All food-contact materials that are imported into Argentina must be approved and registered by the appropriate government entity, as listed above.

2. Bolivia

Bolivia was approved to become a full member of MERCOSUR in July 2015 and is in the process of integrating itself into the trade bloc.  The Bolivian National Service of Livestock Health and Food Safety (SENASAG) is responsible for food safety in Bolivia.  Administrative Resolution No. 019/2003 sets forth sanitary requirements for foods and beverages and requires that packaging materials for foods and beverages provide adequate protection to foods so that they do not become contaminated or damaged.  Further, packaging materials must be non-toxic.  The Bolivian Institute for Standardization and Quality (IBNORCA) has issued standards pertaining to food-contact materials.

3. Brazil

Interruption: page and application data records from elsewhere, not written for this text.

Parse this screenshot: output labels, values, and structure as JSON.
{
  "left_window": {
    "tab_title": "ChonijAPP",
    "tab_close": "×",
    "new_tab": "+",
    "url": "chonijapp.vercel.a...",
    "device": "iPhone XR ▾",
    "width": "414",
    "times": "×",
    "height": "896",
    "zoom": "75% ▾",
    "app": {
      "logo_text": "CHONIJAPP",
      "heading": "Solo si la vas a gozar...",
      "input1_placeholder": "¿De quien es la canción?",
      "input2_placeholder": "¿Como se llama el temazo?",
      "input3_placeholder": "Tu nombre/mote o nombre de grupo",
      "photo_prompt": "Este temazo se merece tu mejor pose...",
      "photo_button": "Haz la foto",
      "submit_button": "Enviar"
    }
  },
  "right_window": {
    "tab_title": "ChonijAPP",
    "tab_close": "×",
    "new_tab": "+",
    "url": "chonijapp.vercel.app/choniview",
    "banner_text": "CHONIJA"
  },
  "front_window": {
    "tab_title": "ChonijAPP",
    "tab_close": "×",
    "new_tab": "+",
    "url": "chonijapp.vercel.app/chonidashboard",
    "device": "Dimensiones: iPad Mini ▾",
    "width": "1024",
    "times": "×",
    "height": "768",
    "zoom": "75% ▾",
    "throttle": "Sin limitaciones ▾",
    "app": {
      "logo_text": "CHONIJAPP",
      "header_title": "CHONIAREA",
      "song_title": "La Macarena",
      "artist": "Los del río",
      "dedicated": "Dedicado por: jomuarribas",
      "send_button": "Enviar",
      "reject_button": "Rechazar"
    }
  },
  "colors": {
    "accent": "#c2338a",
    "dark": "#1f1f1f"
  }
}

ANVISA governs food-contact materials in Brazil.  Dairy packaging must obtain an additional license from the Ministry of Agriculture, Livestock, and Food Supply (MAPA).  As mentioned above, Brazil exempted food-contact materials from MERCOSUR’s registration requirements, except those packages manufactured with post-recycled consumption food grade PET.  Nevertheless, food-contact materials must comply with all MERCOSUR technical resolutions and any Brazilian legislation incorporating the MERCOSUR resolutions.  ANVISA must also be notified when any food-contact materials are imported into Brazil.

4. Paraguay

Any food packaging material marketed in Paraguay must comply with the MERCOSUR regulations, as described above.  The National Institute of Food and Nutrition (INAN) is the Paraguayan agency responsible for enforcing food-contact legislation.  The National Institute of Technology, Standardization, and Metrology (INTN) has authority over the development, publication, and application of technical standards, including those pertaining to food-contact materials.  Registration of food-contact materials is mandatory in Paraguay under the Paraguay Ministerial Decree 6115/2011, which established the National Registry of Packages in Contact with Foodstuffs.

5. Uruguay

MERCOSUR resolutions governing food-contact materials were incorporated into the Uruguayan Food National Regulation in 1994.  Registration of food-contact materials is mandatory in Uruguay.  The Ministry of Public Health is responsible for registering food-contact materials.  The Uruguay Technological laboratory (LATU) performs assessments of food-contact materials. 

III. Conclusion

Various government entities and registration and approval requirements make for a complex web when it comes to the regulation of food-contact materials in member countries belonging to the MERCOSUR bloc.  Moreover, the trade bloc is engaging in significant – albeit slow – developments in its regulation of certain food-contact materials, particularly with respect to the new paper resolutions and the draft resolution that is intended to revise the plastics additives legislation.  These changes will take time to be transposed into the national legislation of each member country, though some countries have already transposed the paper regulations, as noted above.  Given this regulatory landscape, companies interested in entering the food-contact market in MERCOSUR member countries may be well-served by understanding both the MERCOSUR system as well as the legal requirements of the bloc’s individual member states.

*Several developments have occurred since this article was published. To read about them, see, Regulation of Food-Contact Materials in Latin America (Part 1).

This article is reprinted from Food Packaging Bulletin, Issue 7 (2018), with the permission of the publisher, Research Information.

[1] See Keller and Heckman LLP, Food Packaging Regulations in Latin America: Moving Towards Harmonization, (Apr. 16, 2014).

[2] MERCOSUR in Brief (last visited Nov. 12, 2018).

[3] See MERCOSUR Countries (last visited Nov. 12, 2018).

[4] Id.

[6] Id.

[7] See Keller and Heckman LLP, MERCOSUR Revised Resolution on Additives for Plastic FCMs in Final Review, (Oct. 5, 2018).

[8] See Argentina Food Code – Chapter IV.

[9] See Brazil RDC Nos. 88, 89, and 90.

[10] See Decree No. 158/018.